It is our opinion that supporting a vibrant arts community will benefit the retail sector and our community as a whole.
Kevin Benson, vice-president, finance and operations, Hougen Group of Companies, Whitehorse
FH Collins Social Justice Club has raised $6,000 to build a school in Sierra Leone.
The Social Justice Club is a group of students and teachers who are dedicated to raising awareness and taking action on social justice issues: both local and global.
Two years ago, the club members decided to start a fundraising campaign to promote children’s education in the developing world.
Their goal: to raise $6,000 to build a school in Sierra Leone.
Through a Free the Children campaign called Brick by Brick, FH Collins, with help from Vanier Catholic Secondary School and Whitehorse Elementary School, has reached its fund-raising goal.
Plus, an additional $1,800 was raised to pay for the salary of a teacher for one year!
The money has been sent to Free the Children, and there will soon be a new school for students in Sierra Leone.
This is an incredible example of students choosing an issue and having the motivation to create positive change.
Education is key to ending so many problems facing the world today.
Education is an essential part in breaking the cycle of poverty and the spread of disease.
Education fosters peace, democracy and respect for others — all major ingredients in the recipe for a better world.
Most importantly, education gives people a sense of self-worth and opens doors of opportunity for the future.
Students can make a difference!
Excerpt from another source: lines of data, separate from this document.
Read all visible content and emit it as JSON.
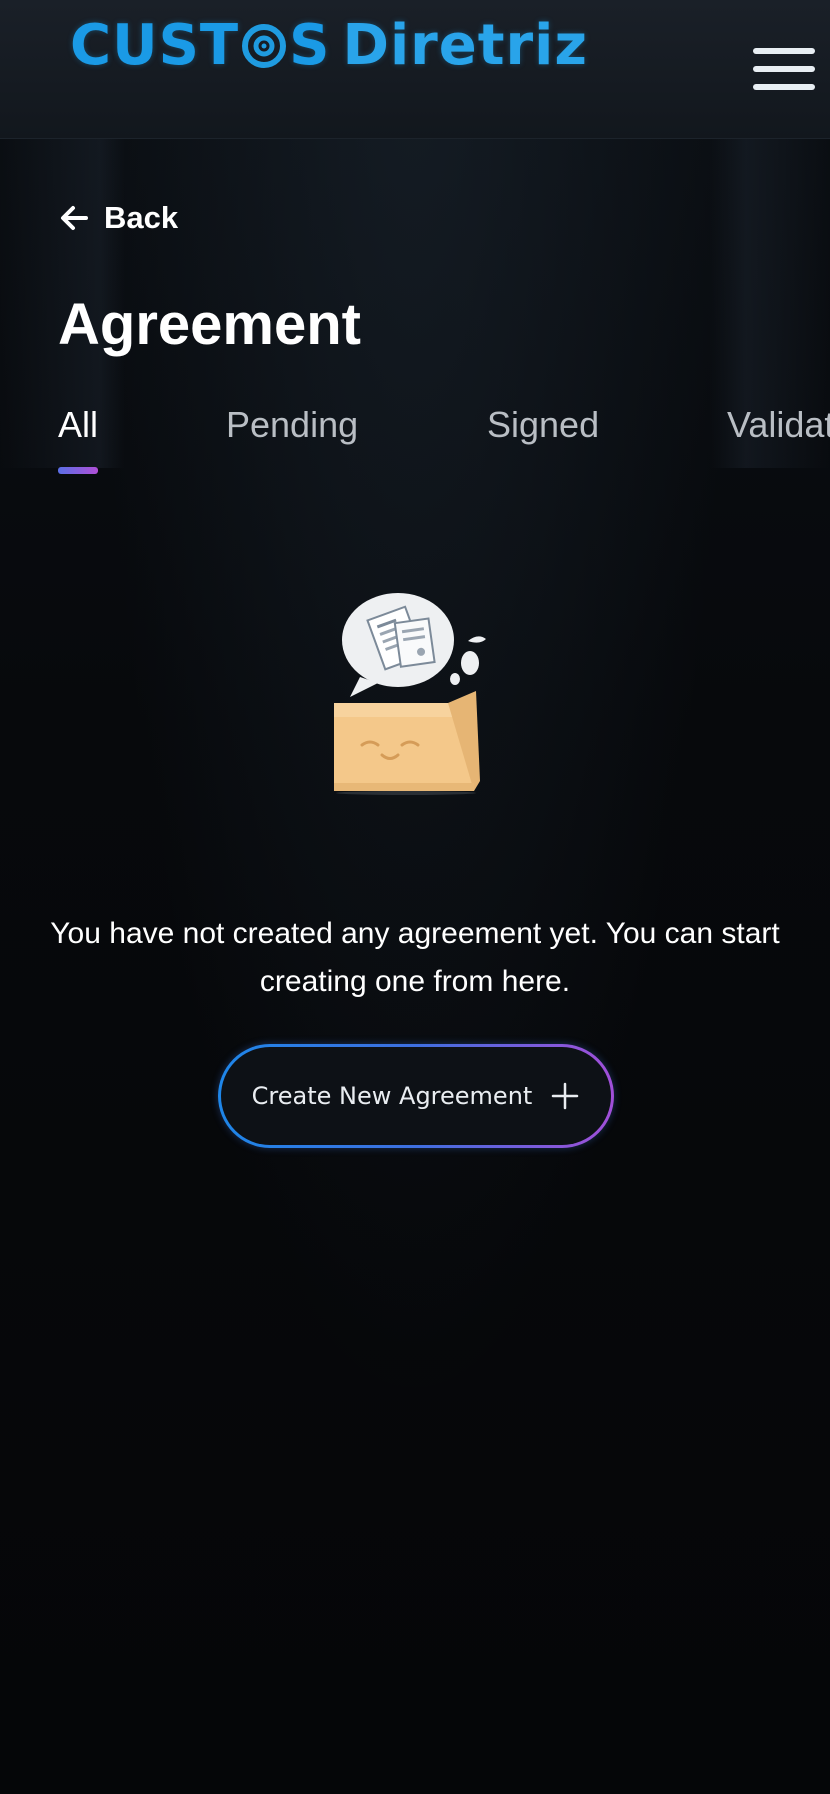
{
  "header": {
    "brand_part_1": "CUST",
    "brand_part_1b": "S",
    "brand_part_2": "Diretriz",
    "logo_icon": "target-icon",
    "menu_icon": "hamburger-menu-icon"
  },
  "nav": {
    "back_label": "Back",
    "back_icon": "arrow-left-icon"
  },
  "page": {
    "title": "Agreement"
  },
  "tabs": [
    {
      "label": "All",
      "active": true
    },
    {
      "label": "Pending",
      "active": false
    },
    {
      "label": "Signed",
      "active": false
    },
    {
      "label": "Validated",
      "active": false
    }
  ],
  "empty_state": {
    "illustration": "empty-folder-document-illustration",
    "message": "You have not created any agreement yet. You can start creating one from here."
  },
  "create_button": {
    "label": "Create New Agreement",
    "icon": "plus-icon"
  },
  "colors": {
    "brand": "#1f9be0",
    "accent_gradient_start": "#1e86e8",
    "accent_gradient_end": "#a24fd9",
    "background": "#06080b"
  }
}
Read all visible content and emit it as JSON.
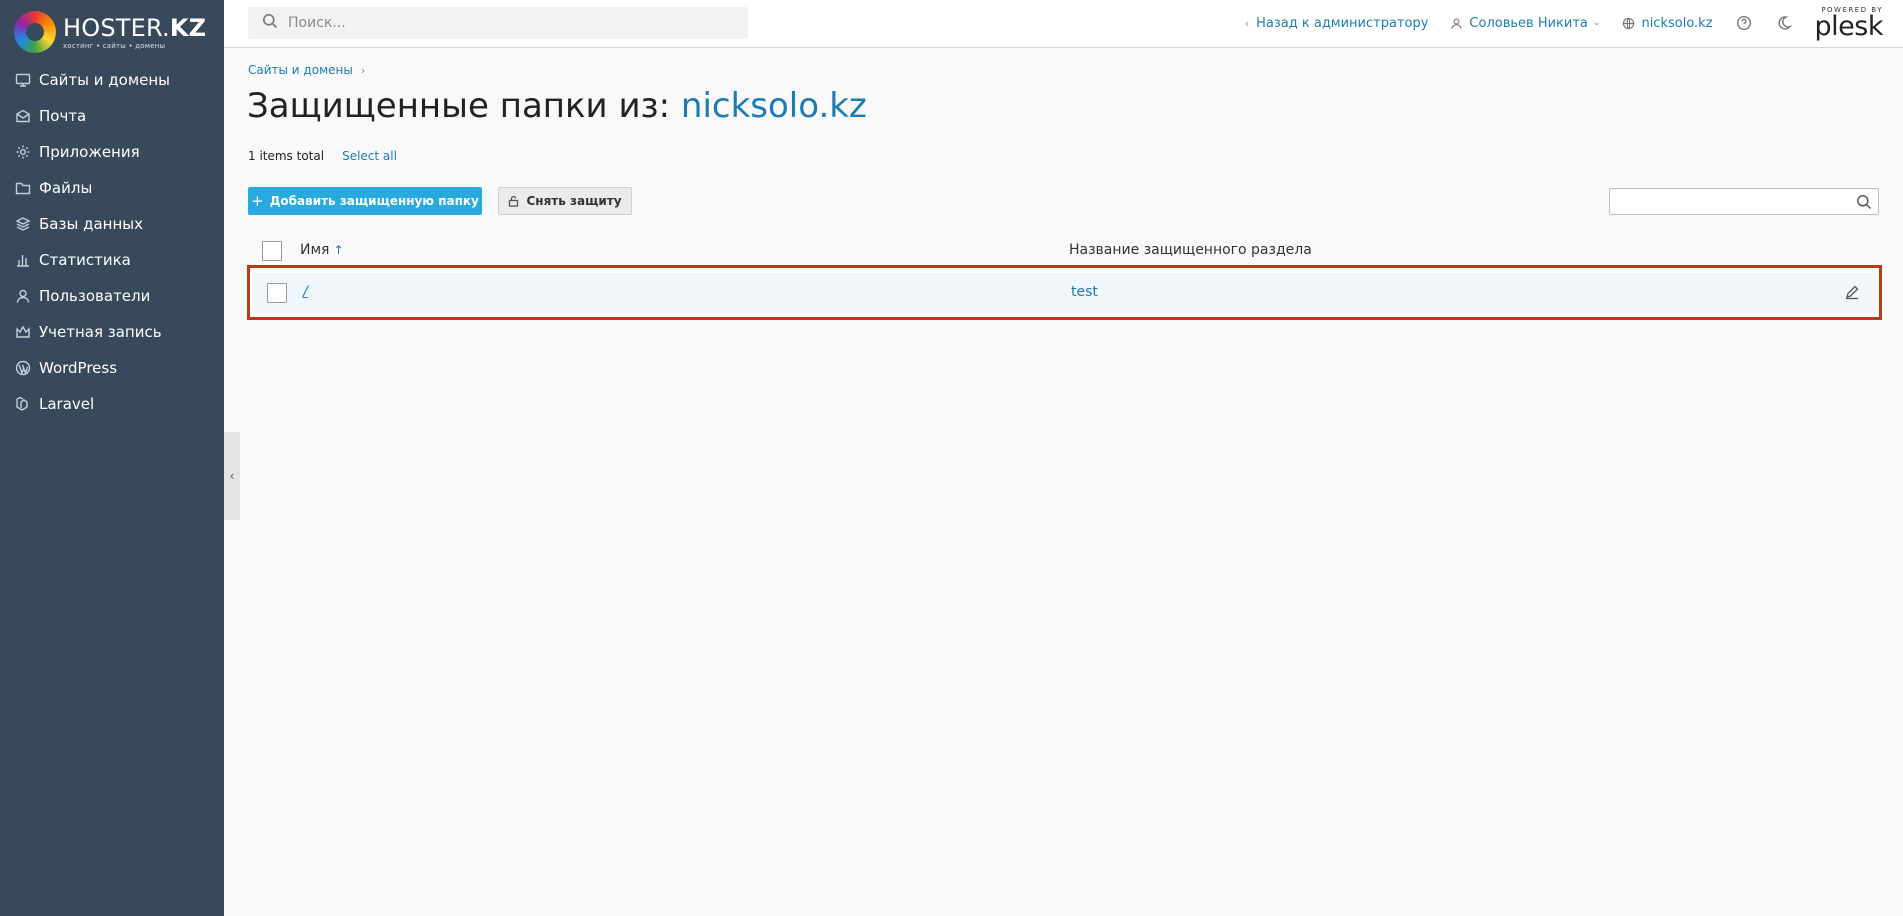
{
  "brand": {
    "logo_main": "HOSTER.",
    "logo_bold": "KZ",
    "logo_tagline": "хостинг • сайты • домены"
  },
  "sidebar": {
    "items": [
      {
        "label": "Сайты и домены",
        "icon": "monitor-icon"
      },
      {
        "label": "Почта",
        "icon": "mail-icon"
      },
      {
        "label": "Приложения",
        "icon": "gear-icon"
      },
      {
        "label": "Файлы",
        "icon": "folder-icon"
      },
      {
        "label": "Базы данных",
        "icon": "layers-icon"
      },
      {
        "label": "Статистика",
        "icon": "bar-chart-icon"
      },
      {
        "label": "Пользователи",
        "icon": "user-icon"
      },
      {
        "label": "Учетная запись",
        "icon": "crown-icon"
      },
      {
        "label": "WordPress",
        "icon": "wordpress-icon"
      },
      {
        "label": "Laravel",
        "icon": "laravel-icon"
      }
    ],
    "collapse_glyph": "‹"
  },
  "topbar": {
    "search_placeholder": "Поиск...",
    "back_to_admin": "Назад к администратору",
    "user_name": "Соловьев Никита",
    "domain_link": "nicksolo.kz",
    "powered_by": "POWERED BY",
    "plesk": "plesk"
  },
  "breadcrumb": {
    "item": "Сайты и домены"
  },
  "page": {
    "title_prefix": "Защищенные папки из: ",
    "title_domain": "nicksolo.kz",
    "items_total": "1 items total",
    "select_all": "Select all"
  },
  "toolbar": {
    "add_label": "Добавить защищенную папку",
    "remove_label": "Снять защиту"
  },
  "table": {
    "columns": {
      "name": "Имя",
      "sort_arrow": "↑",
      "realm": "Название защищенного раздела"
    },
    "rows": [
      {
        "name": "/",
        "realm": "test"
      }
    ]
  },
  "colors": {
    "sidebar_bg": "#37495a",
    "accent": "#1b7bb5",
    "primary_button": "#28aade",
    "highlight_border": "#c0391b"
  }
}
This has been demonstrated by the FH Collins Social Justice Club and its efforts to promote education.